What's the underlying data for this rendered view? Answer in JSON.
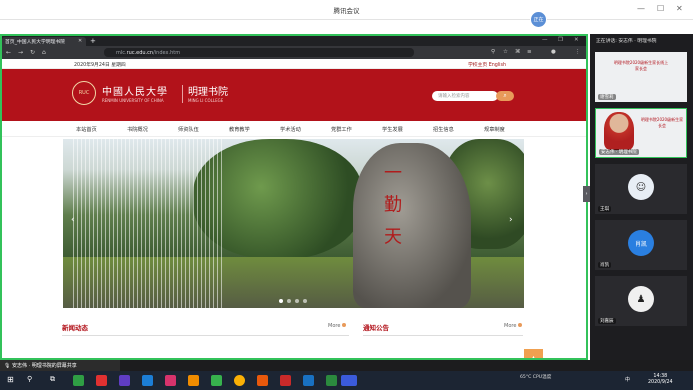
{
  "meeting": {
    "title": "腾讯会议",
    "avatar_label": "正在"
  },
  "browser": {
    "tab_title": "首页_中国人民大学明理书院",
    "url_prefix": "mlc.",
    "url_domain": "ruc.edu.cn",
    "url_path": "/index.htm"
  },
  "site": {
    "date": "2020年9月24日 星期四",
    "links": "学校主页    English",
    "university_cn": "中國人民大學",
    "university_en": "RENMIN UNIVERSITY OF CHINA",
    "college_cn": "明理书院",
    "college_en": "MING LI COLLEGE",
    "search_placeholder": "请输入检索内容",
    "menu": [
      "本站首页",
      "书院概况",
      "师资队伍",
      "教育教学",
      "学术活动",
      "党群工作",
      "学生发展",
      "招生信息",
      "规章制度"
    ],
    "hero_carving": "一 勤 天",
    "news_title": "新闻动态",
    "notice_title": "通知公告",
    "more_label": "More"
  },
  "sidebar": {
    "header": "正在讲话: 安志伟 · 明理书院",
    "tiles": [
      {
        "label": "谢雪莉",
        "avatar": "",
        "slide": "明理书院2020级新生家长线上家长会"
      },
      {
        "label": "安志伟 · 明理书院",
        "avatar": "",
        "slide": "明理书院2020级新生家长会"
      },
      {
        "label": "王琪",
        "avatar": ""
      },
      {
        "label": "肖凯",
        "avatar": "肖凯"
      },
      {
        "label": "刘嘉辰",
        "avatar": ""
      }
    ]
  },
  "share_bar": {
    "label": "安志伟 · 明理书院的屏幕共享"
  },
  "taskbar": {
    "weather": "65°C CPU温度",
    "time": "14:38",
    "date": "2020/9/24",
    "lang": "中"
  }
}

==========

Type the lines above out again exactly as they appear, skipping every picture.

Exercise output |
What's the underlying data for this rendered view? Answer in JSON.
{
  "meeting": {
    "title": "腾讯会议",
    "avatar_label": "正在"
  },
  "browser": {
    "tab_title": "首页_中国人民大学明理书院",
    "url_prefix": "mlc.",
    "url_domain": "ruc.edu.cn",
    "url_path": "/index.htm"
  },
  "site": {
    "date": "2020年9月24日 星期四",
    "links": "学校主页    English",
    "university_cn": "中國人民大學",
    "university_en": "RENMIN UNIVERSITY OF CHINA",
    "college_cn": "明理书院",
    "college_en": "MING LI COLLEGE",
    "search_placeholder": "请输入检索内容",
    "menu": [
      "本站首页",
      "书院概况",
      "师资队伍",
      "教育教学",
      "学术活动",
      "党群工作",
      "学生发展",
      "招生信息",
      "规章制度"
    ],
    "hero_carving": "一 勤 天",
    "news_title": "新闻动态",
    "notice_title": "通知公告",
    "more_label": "More"
  },
  "sidebar": {
    "header": "正在讲话: 安志伟 · 明理书院",
    "tiles": [
      {
        "label": "谢雪莉",
        "avatar": "",
        "slide": "明理书院2020级新生家长线上家长会"
      },
      {
        "label": "安志伟 · 明理书院",
        "avatar": "",
        "slide": "明理书院2020级新生家长会"
      },
      {
        "label": "王琪",
        "avatar": ""
      },
      {
        "label": "肖凯",
        "avatar": "肖凯"
      },
      {
        "label": "刘嘉辰",
        "avatar": ""
      }
    ]
  },
  "share_bar": {
    "label": "安志伟 · 明理书院的屏幕共享"
  },
  "taskbar": {
    "weather": "65°C CPU温度",
    "time": "14:38",
    "date": "2020/9/24",
    "lang": "中"
  }
}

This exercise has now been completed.